The Rush Is On For Hard Assets

My wife and I have most of our money sitting in cash right now. Normally, I’d take at least half of it and put it in the stock market. But with stocks trading at high multiples to earnings, I don’t want to risk taking a big loss if the market goes through a sudden correction.

However, I am also not thrilled with the very low interest rate on our savings account. I understand why banks cannot afford to pay much interest at the moment. They don’t need more deposits; they need more loans!

For that reason, we have been considering putting some of our money in hard assets such as precious metals and real estate. If inflation picks up steam, they should continue to appreciate even if the stock market reverses direction.

It looks like a lot of other investors are beginning to think the same way. Since bottoming out below $1,700 an ounce at the end of March, the price of gold broke above $1,800 last week.

On March 4, the Schwab U.S. REIT ETF (SCHH) dipped below $38. By the start of this month, it had appreciated more than 20% to trade above $44.

Perhaps most tellingly, the Fidelity Global Commodity Stock Fund (FFGCX) is up more than 27% since the end of January. This fund’s assets are roughly equally divided among energy, agriculture, and mining stocks. Over the same span, the SPDR S&P 500 ETF Trust (SPY) has gained less than half that amount. This fund’s performance is dominated by giant tech stocks that are consumers of hard assets.

As you can see, most of that differential in performance has occurred over the past three weeks. While FFGCX has spiked in value, SPY has gone nowhere.

Knock on Wood

The message the stock market is sending is clear. Higher commodity prices are on the way and will become a dominant theme on Wall Street in the months to come.

However, it isn’t just commodity producers that are benefiting from the rotation towards hard assets. Shares of home improvement retailers are also rising. Consumers are scrambling to purchase lumber and other materials that are skyrocketing in price as supplies run low.

During the past week, Lowe’s Companies (NYSE: LOW) and The Home Depot (NYSE: HD) both rose while the S&P 500 Index was falling. At the same time, the iShares Global Timber & Forestry ETF (WOOD) reached an all-time high.

Normally, rising timber prices would be viewed as bad news since that depresses demand and squeezes profit margins for the retailers that sell lumber. But these aren’t normal times, and rapidly escalating home values make upgrading your current home cheaper than buying a new one.

Lowe’s and The Home Depot are both scheduled to release their first-quarter results next week. Based on their recent performance, it is apparent that Wall Street is expecting to hear good news from both companies.

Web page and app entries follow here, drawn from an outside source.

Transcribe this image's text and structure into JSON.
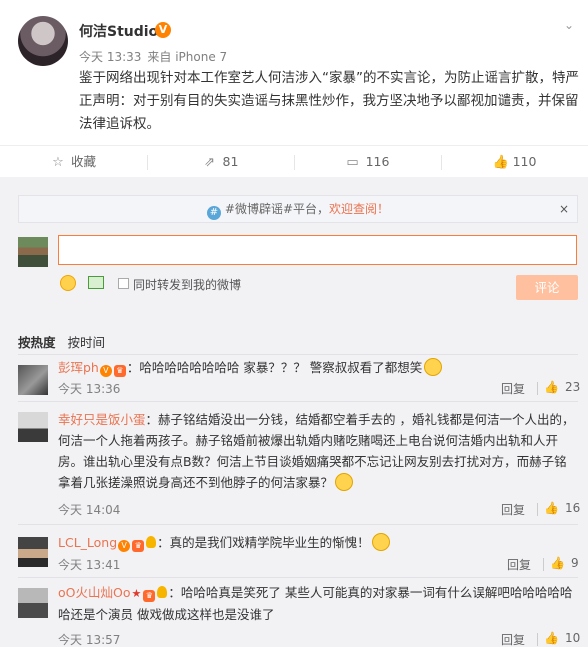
{
  "post": {
    "author": "何洁Studio",
    "verified_badge": "V",
    "time": "今天 13:33",
    "source": "来自 iPhone 7",
    "text": "鉴于网络出现针对本工作室艺人何洁涉入“家暴”的不实言论，为防止谣言扩散，特严正声明：对于别有目的失实造谣与抹黑性炒作，我方坚决地予以鄙视加谴责，并保留法律追诉权。"
  },
  "actions": {
    "favorite_label": "收藏",
    "repost_count": "81",
    "comment_count": "116",
    "like_count": "110"
  },
  "notice": {
    "prefix": "#微博辟谣#平台，",
    "link": "欢迎查阅！",
    "close": "×"
  },
  "composer": {
    "input_value": "",
    "forward_label": "同时转发到我的微博",
    "submit_label": "评论"
  },
  "sort": {
    "hot_label": "按热度",
    "time_label": "按时间"
  },
  "comments": [
    {
      "name": "彭珲ph",
      "text": "：哈哈哈哈哈哈哈哈 家暴？？？ 警察叔叔看了都想笑",
      "time": "今天 13:36",
      "reply": "回复",
      "likes": "23"
    },
    {
      "name": "幸好只是饭小蛋",
      "text": "：赫子铭结婚没出一分钱，结婚都空着手去的 ，婚礼钱都是何洁一个人出的，何洁一个人拖着两孩子。赫子铭婚前被爆出轨婚内赌吃赌喝还上电台说何洁婚内出轨和人开房。谁出轨心里没有点B数？何洁上节目谈婚姻痛哭都不忘记让网友别去打扰对方，而赫子铭拿着几张搓澡照说身高还不到他脖子的何洁家暴？",
      "time": "今天 14:04",
      "reply": "回复",
      "likes": "16"
    },
    {
      "name": "LCL_Long",
      "text": "：真的是我们戏精学院毕业生的惭愧！",
      "time": "今天 13:41",
      "reply": "回复",
      "likes": "9"
    },
    {
      "name": "oO火山灿Oo",
      "text": "：哈哈哈真是笑死了 某些人可能真的对家暴一词有什么误解吧哈哈哈哈哈哈还是个演员 做戏做成这样也是没谁了",
      "time": "今天 13:57",
      "reply": "回复",
      "likes": "10"
    }
  ]
}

I do not doubt that their Q1 results will be impressive. With most stores fully reopening this spring, I can easily believe that many homeowners spent a lot of money sprucing up their properties.

What I am not so sure about is what type of guidance these companies will give for the remainder of the year. Sooner or later, rising commodity prices will most likely suppress demand for many of the goods sold by these stores.

Multiple Problems

At the start of this week, LOW and HD were valued at 27 and 28 times forward earnings, respectively, compared to a multiple of 23 for the S&P 500 Index. That implies strong earnings growth over the remainder of this year, and beyond.

A high forward price-to-earnings ratio (PER) makes sense for companies that can grow sales at an aggressive rate. That’s why mutual fund legend Peter Lynch extolled the virtues of the price-to-earnings growth rate (PEG) ratio to identify fairly priced growth stocks.

A PEG ratio of less than 1.0 means that a company has been able to grow earnings at a faster rate than the stock market is valuing them. Those are the types of “growth at a reasonable price” (GAARP) stocks that Lynch used to rack up a 29.7% average annual return at the Fidelity Magellan Fund (FMAGX) from 1977 through 1990.

At present, LOW has a PEG ratio of 2.0, and HD’s is even higher at 3.7. Those multiples suggest that neither company will be able to grow earnings at a fast enough rate to justify their current share prices.

So far this year, we have seen the stock market careen from one asset class to another in search of value. Over the past four months, money has flowed in and out of you only live once (YOLO) stocks, cryptocurrencies, special purpose acquisition companies (SPACs), and now commodity plays.

Rather than chase after the next trendy investment concept, consider tapping long-term growth trends that will be around for a long time.

One such “mega-trend” is the rise of telemedicine. During the pandemic, quarantined consumers got accustomed to telemedicine, more than ever before, because of lockdowns and social distancing. As COVID restrictions ease, this development will accelerate.

After months of painstaking research, we’ve unearthed the best plays on telemedicine, but many investors have never heard of them. The time to invest in these little-known companies is now, before the herd catches on and bids up their shares. For details, click here.